Three NIMH-funded collaborative research hubs are exploring the factors behind the high suicide rates among American Indian (AI) and Alaska Native (AN) youth and designing and testing approaches to preventing suicide. In each hub, research centers and tribal or urban AI/AN leaders and organizations are working together to provide information on which to base effective, community-based, and culturally sensitive preventive approaches that are suitable for use in low-resource settings.

AI/AN youth have suicide rates that are among the highest of any demographic group in the U.S.; based on data from the Centers for Disease Control and Prevention, the rates of suicide in the AI/AN population have been increasing since 2003. Suicide rates vary among communities, however, and the reasons for the variation are not clear. One of the goals of the work is to explore elements that promote resilience, including the degree of adherence to cultural spirituality, community engagement, and participation in traditional practices.

Full story at NIMH

Intramural Researchers Develop Suicide Risk Screening Toolkit for Medical Settings

Researchers in the National Institute of Mental Health (NIMH)’s Division of Intramural Research Programs (IRP) developed and recently shared a free resource—the Ask Suicide-Screening Questions (ASQ) toolkit. This toolkit includes a set of screening questions that can help nurses or physicians in medical settings successfully identify youth at risk for suicide.

Suicide is a major public health concern in the United States. In 2015, more than 5,900 youths between the ages of 10 and 24 died by suicide according to the Centers for Disease Control and Prevention (CDC). Even more common than death by suicide are suicide attempts and suicidal thoughts. Early detection is a critical prevention strategy, according to Dr. Lisa M. Horowitz, Ph.D., M.P.H., an NIMH IRP clinician and researcher who led the development of the toolkit. Emergency departments, inpatient medical/surgical unit, and outpatient primary care and specialty clinics offer a promising opportunity for suicide screening and intervention.

Full story at nimh.nih.gov

Suicidal thoughts rapidly reduced with ketamine, finds study

Ketamine was significantly more effective than a commonly used sedative in reducing suicidal thoughts in depressed patients, according to researchers at Columbia University Medical Center (CUMC). They also found that ketamine’s anti-suicidal effects occurred within hours after its administration.

The findings were published online last week in the American Journal of Psychiatry.

According to the Centers for Disease Control and Prevention, suicide rates in the U.S. increased by 26.5 percent between 1999 and 2015.
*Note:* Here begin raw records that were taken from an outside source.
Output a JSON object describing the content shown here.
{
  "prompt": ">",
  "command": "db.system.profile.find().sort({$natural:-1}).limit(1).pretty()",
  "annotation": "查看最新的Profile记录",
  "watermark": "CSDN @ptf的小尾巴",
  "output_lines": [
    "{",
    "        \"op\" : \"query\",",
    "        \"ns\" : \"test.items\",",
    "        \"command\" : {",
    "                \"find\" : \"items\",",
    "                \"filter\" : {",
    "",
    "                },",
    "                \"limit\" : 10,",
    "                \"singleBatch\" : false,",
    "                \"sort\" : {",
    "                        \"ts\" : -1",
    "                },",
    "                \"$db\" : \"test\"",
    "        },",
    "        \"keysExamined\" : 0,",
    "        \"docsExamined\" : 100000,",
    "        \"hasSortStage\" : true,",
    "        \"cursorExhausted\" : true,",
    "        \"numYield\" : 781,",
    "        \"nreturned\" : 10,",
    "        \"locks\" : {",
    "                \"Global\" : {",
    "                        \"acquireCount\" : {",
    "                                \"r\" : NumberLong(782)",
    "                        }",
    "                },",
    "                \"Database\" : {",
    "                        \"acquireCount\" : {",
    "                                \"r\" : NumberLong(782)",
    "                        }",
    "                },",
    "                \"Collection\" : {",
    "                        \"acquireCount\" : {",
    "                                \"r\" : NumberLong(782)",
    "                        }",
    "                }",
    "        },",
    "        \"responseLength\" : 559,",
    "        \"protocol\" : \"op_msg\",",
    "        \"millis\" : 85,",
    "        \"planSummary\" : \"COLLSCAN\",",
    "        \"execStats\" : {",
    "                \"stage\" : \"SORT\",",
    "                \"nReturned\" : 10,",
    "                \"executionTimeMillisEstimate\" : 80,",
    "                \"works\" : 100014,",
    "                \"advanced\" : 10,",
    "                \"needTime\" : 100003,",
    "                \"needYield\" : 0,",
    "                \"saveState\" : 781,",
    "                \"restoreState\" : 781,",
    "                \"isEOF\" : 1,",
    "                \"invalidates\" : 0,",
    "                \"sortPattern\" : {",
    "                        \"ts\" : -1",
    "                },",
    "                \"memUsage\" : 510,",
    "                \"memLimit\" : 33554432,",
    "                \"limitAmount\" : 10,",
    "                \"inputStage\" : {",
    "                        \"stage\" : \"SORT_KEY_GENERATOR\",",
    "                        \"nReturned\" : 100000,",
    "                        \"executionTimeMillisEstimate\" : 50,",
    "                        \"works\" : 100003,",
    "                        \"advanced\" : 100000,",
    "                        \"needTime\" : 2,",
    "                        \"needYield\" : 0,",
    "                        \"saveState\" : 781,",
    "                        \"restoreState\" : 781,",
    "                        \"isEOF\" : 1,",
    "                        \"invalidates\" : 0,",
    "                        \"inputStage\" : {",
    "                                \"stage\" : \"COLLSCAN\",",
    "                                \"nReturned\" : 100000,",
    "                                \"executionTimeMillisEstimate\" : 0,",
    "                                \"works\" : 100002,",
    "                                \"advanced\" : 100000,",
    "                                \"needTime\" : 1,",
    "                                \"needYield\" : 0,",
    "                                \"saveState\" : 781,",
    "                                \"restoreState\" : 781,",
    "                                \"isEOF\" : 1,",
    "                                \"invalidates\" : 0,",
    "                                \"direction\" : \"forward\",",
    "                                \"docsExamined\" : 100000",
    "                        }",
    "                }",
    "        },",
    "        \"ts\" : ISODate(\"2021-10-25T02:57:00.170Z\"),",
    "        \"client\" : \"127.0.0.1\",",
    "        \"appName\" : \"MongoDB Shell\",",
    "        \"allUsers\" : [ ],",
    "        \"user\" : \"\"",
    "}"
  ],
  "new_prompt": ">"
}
“There is a critical window in which depressed patients who are suicidal need rapid relief to prevent self-harm,” said Michael Grunebaum, MD, a research psychiatrist at CUMC, who led the study. “Currently available antidepressants can be effective in reducing suicidal thoughts in patients with depression, but they can take weeks to have an effect. Suicidal, depressed patients need treatments that are rapidly effective in reducing suicidal thoughts when they are at highest risk. Currently, there is no such treatment for rapid relief of suicidal thoughts in depressed patients.”

Full story at Science Daily